• _TASK TO COMPLETE_: Can you give all the records again without altering a single character?

• _SUPPLIED INFORMATION_:

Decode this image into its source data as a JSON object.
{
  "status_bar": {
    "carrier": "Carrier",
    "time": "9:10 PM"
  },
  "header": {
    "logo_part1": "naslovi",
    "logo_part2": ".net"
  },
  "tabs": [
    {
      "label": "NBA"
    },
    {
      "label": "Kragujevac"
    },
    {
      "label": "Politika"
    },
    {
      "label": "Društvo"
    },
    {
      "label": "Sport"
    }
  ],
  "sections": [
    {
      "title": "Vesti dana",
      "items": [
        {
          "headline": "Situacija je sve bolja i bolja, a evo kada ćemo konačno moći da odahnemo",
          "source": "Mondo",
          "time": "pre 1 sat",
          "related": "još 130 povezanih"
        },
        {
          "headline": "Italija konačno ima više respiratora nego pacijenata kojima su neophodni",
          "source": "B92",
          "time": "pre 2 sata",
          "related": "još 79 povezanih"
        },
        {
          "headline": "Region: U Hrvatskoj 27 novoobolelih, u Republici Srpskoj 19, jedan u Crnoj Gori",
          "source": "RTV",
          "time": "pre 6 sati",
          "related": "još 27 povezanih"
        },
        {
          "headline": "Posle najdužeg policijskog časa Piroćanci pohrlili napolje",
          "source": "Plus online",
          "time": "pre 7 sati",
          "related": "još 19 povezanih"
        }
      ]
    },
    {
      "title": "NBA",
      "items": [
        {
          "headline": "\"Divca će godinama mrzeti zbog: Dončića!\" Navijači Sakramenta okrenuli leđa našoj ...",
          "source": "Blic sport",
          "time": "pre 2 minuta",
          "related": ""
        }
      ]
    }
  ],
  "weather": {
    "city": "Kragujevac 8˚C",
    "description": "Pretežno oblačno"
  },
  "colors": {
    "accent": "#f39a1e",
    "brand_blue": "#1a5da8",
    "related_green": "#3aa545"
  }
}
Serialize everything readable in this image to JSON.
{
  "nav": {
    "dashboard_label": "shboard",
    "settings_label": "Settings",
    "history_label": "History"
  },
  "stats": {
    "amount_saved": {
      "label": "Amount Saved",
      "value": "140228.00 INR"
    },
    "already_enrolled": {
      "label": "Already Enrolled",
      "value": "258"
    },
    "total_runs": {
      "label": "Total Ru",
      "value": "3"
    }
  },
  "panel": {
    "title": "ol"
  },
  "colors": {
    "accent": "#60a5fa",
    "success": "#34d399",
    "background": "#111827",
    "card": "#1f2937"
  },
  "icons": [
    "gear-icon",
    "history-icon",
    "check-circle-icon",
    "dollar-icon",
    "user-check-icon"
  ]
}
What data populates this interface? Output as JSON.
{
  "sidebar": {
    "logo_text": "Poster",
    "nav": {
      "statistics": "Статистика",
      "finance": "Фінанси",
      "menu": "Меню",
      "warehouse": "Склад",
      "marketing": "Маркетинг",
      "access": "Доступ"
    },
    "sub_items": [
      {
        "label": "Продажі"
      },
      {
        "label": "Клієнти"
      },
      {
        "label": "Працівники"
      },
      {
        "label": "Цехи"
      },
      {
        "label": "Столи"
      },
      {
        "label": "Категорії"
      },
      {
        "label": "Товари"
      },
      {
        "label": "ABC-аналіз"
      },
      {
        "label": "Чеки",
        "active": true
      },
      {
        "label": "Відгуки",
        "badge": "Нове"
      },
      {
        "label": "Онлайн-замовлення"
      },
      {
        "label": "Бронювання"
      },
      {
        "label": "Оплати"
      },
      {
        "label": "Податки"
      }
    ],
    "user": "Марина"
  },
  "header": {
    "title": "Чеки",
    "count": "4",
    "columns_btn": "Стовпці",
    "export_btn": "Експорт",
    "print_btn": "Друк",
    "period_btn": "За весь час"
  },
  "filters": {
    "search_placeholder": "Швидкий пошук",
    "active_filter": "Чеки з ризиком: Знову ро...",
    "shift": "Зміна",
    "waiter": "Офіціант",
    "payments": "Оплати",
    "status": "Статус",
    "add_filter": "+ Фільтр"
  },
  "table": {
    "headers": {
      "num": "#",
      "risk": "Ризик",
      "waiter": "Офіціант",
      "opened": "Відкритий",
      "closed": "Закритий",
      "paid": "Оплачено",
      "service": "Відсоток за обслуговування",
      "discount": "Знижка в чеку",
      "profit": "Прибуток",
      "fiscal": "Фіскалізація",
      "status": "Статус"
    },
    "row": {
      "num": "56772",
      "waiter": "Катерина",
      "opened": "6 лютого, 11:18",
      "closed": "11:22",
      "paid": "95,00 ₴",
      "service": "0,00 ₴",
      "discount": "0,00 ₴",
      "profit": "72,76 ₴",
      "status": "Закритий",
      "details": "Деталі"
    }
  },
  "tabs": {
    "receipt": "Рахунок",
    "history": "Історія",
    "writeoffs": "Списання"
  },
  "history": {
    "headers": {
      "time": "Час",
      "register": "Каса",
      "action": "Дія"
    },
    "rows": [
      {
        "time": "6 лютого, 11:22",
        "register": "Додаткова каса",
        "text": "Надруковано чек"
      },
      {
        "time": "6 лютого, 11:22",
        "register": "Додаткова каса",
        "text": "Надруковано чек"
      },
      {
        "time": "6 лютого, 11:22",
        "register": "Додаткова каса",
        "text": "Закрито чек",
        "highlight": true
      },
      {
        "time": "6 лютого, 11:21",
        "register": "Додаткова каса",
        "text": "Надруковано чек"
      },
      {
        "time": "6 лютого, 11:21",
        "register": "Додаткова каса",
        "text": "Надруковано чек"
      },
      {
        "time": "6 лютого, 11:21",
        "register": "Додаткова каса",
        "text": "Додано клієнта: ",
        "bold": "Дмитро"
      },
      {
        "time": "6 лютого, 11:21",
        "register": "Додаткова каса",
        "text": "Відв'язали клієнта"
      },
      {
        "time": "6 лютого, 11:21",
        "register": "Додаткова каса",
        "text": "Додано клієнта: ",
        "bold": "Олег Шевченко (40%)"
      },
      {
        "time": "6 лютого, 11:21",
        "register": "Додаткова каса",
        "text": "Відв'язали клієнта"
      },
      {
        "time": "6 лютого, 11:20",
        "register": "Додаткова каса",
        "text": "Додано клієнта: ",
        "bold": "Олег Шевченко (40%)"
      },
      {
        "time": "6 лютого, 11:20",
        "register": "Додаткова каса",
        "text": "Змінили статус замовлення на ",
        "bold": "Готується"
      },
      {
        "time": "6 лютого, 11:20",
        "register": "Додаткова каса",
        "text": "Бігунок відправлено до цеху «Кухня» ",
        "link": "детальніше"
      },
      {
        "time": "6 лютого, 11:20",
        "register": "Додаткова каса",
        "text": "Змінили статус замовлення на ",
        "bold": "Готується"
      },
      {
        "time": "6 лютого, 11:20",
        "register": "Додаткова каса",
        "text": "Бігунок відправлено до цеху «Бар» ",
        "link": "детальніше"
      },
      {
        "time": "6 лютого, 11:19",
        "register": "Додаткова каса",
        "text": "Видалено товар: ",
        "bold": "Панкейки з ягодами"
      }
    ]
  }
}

• _EXERCISE ANSWER_:
Decode this image into its source data as a JSON object.
{
  "status_bar": {
    "carrier": "Carrier",
    "time": "9:10 PM"
  },
  "header": {
    "logo_part1": "naslovi",
    "logo_part2": ".net"
  },
  "tabs": [
    {
      "label": "NBA"
    },
    {
      "label": "Kragujevac"
    },
    {
      "label": "Politika"
    },
    {
      "label": "Društvo"
    },
    {
      "label": "Sport"
    }
  ],
  "sections": [
    {
      "title": "Vesti dana",
      "items": [
        {
          "headline": "Situacija je sve bolja i bolja, a evo kada ćemo konačno moći da odahnemo",
          "source": "Mondo",
          "time": "pre 1 sat",
          "related": "još 130 povezanih"
        },
        {
          "headline": "Italija konačno ima više respiratora nego pacijenata kojima su neophodni",
          "source": "B92",
          "time": "pre 2 sata",
          "related": "još 79 povezanih"
        },
        {
          "headline": "Region: U Hrvatskoj 27 novoobolelih, u Republici Srpskoj 19, jedan u Crnoj Gori",
          "source": "RTV",
          "time": "pre 6 sati",
          "related": "još 27 povezanih"
        },
        {
          "headline": "Posle najdužeg policijskog časa Piroćanci pohrlili napolje",
          "source": "Plus online",
          "time": "pre 7 sati",
          "related": "još 19 povezanih"
        }
      ]
    },
    {
      "title": "NBA",
      "items": [
        {
          "headline": "\"Divca će godinama mrzeti zbog: Dončića!\" Navijači Sakramenta okrenuli leđa našoj ...",
          "source": "Blic sport",
          "time": "pre 2 minuta",
          "related": ""
        }
      ]
    }
  ],
  "weather": {
    "city": "Kragujevac 8˚C",
    "description": "Pretežno oblačno"
  },
  "colors": {
    "accent": "#f39a1e",
    "brand_blue": "#1a5da8",
    "related_green": "#3aa545"
  }
}
Serialize everything readable in this image to JSON.
{
  "nav": {
    "dashboard_label": "shboard",
    "settings_label": "Settings",
    "history_label": "History"
  },
  "stats": {
    "amount_saved": {
      "label": "Amount Saved",
      "value": "140228.00 INR"
    },
    "already_enrolled": {
      "label": "Already Enrolled",
      "value": "258"
    },
    "total_runs": {
      "label": "Total Ru",
      "value": "3"
    }
  },
  "panel": {
    "title": "ol"
  },
  "colors": {
    "accent": "#60a5fa",
    "success": "#34d399",
    "background": "#111827",
    "card": "#1f2937"
  },
  "icons": [
    "gear-icon",
    "history-icon",
    "check-circle-icon",
    "dollar-icon",
    "user-check-icon"
  ]
}
What data populates this interface? Output as JSON.
{
  "sidebar": {
    "logo_text": "Poster",
    "nav": {
      "statistics": "Статистика",
      "finance": "Фінанси",
      "menu": "Меню",
      "warehouse": "Склад",
      "marketing": "Маркетинг",
      "access": "Доступ"
    },
    "sub_items": [
      {
        "label": "Продажі"
      },
      {
        "label": "Клієнти"
      },
      {
        "label": "Працівники"
      },
      {
        "label": "Цехи"
      },
      {
        "label": "Столи"
      },
      {
        "label": "Категорії"
      },
      {
        "label": "Товари"
      },
      {
        "label": "ABC-аналіз"
      },
      {
        "label": "Чеки",
        "active": true
      },
      {
        "label": "Відгуки",
        "badge": "Нове"
      },
      {
        "label": "Онлайн-замовлення"
      },
      {
        "label": "Бронювання"
      },
      {
        "label": "Оплати"
      },
      {
        "label": "Податки"
      }
    ],
    "user": "Марина"
  },
  "header": {
    "title": "Чеки",
    "count": "4",
    "columns_btn": "Стовпці",
    "export_btn": "Експорт",
    "print_btn": "Друк",
    "period_btn": "За весь час"
  },
  "filters": {
    "search_placeholder": "Швидкий пошук",
    "active_filter": "Чеки з ризиком: Знову ро...",
    "shift": "Зміна",
    "waiter": "Офіціант",
    "payments": "Оплати",
    "status": "Статус",
    "add_filter": "+ Фільтр"
  },
  "table": {
    "headers": {
      "num": "#",
      "risk": "Ризик",
      "waiter": "Офіціант",
      "opened": "Відкритий",
      "closed": "Закритий",
      "paid": "Оплачено",
      "service": "Відсоток за обслуговування",
      "discount": "Знижка в чеку",
      "profit": "Прибуток",
      "fiscal": "Фіскалізація",
      "status": "Статус"
    },
    "row": {
      "num": "56772",
      "waiter": "Катерина",
      "opened": "6 лютого, 11:18",
      "closed": "11:22",
      "paid": "95,00 ₴",
      "service": "0,00 ₴",
      "discount": "0,00 ₴",
      "profit": "72,76 ₴",
      "status": "Закритий",
      "details": "Деталі"
    }
  },
  "tabs": {
    "receipt": "Рахунок",
    "history": "Історія",
    "writeoffs": "Списання"
  },
  "history": {
    "headers": {
      "time": "Час",
      "register": "Каса",
      "action": "Дія"
    },
    "rows": [
      {
        "time": "6 лютого, 11:22",
        "register": "Додаткова каса",
        "text": "Надруковано чек"
      },
      {
        "time": "6 лютого, 11:22",
        "register": "Додаткова каса",
        "text": "Надруковано чек"
      },
      {
        "time": "6 лютого, 11:22",
        "register": "Додаткова каса",
        "text": "Закрито чек",
        "highlight": true
      },
      {
        "time": "6 лютого, 11:21",
        "register": "Додаткова каса",
        "text": "Надруковано чек"
      },
      {
        "time": "6 лютого, 11:21",
        "register": "Додаткова каса",
        "text": "Надруковано чек"
      },
      {
        "time": "6 лютого, 11:21",
        "register": "Додаткова каса",
        "text": "Додано клієнта: ",
        "bold": "Дмитро"
      },
      {
        "time": "6 лютого, 11:21",
        "register": "Додаткова каса",
        "text": "Відв'язали клієнта"
      },
      {
        "time": "6 лютого, 11:21",
        "register": "Додаткова каса",
        "text": "Додано клієнта: ",
        "bold": "Олег Шевченко (40%)"
      },
      {
        "time": "6 лютого, 11:21",
        "register": "Додаткова каса",
        "text": "Відв'язали клієнта"
      },
      {
        "time": "6 лютого, 11:20",
        "register": "Додаткова каса",
        "text": "Додано клієнта: ",
        "bold": "Олег Шевченко (40%)"
      },
      {
        "time": "6 лютого, 11:20",
        "register": "Додаткова каса",
        "text": "Змінили статус замовлення на ",
        "bold": "Готується"
      },
      {
        "time": "6 лютого, 11:20",
        "register": "Додаткова каса",
        "text": "Бігунок відправлено до цеху «Кухня» ",
        "link": "детальніше"
      },
      {
        "time": "6 лютого, 11:20",
        "register": "Додаткова каса",
        "text": "Змінили статус замовлення на ",
        "bold": "Готується"
      },
      {
        "time": "6 лютого, 11:20",
        "register": "Додаткова каса",
        "text": "Бігунок відправлено до цеху «Бар» ",
        "link": "детальніше"
      },
      {
        "time": "6 лютого, 11:19",
        "register": "Додаткова каса",
        "text": "Видалено товар: ",
        "bold": "Панкейки з ягодами"
      }
    ]
  }
}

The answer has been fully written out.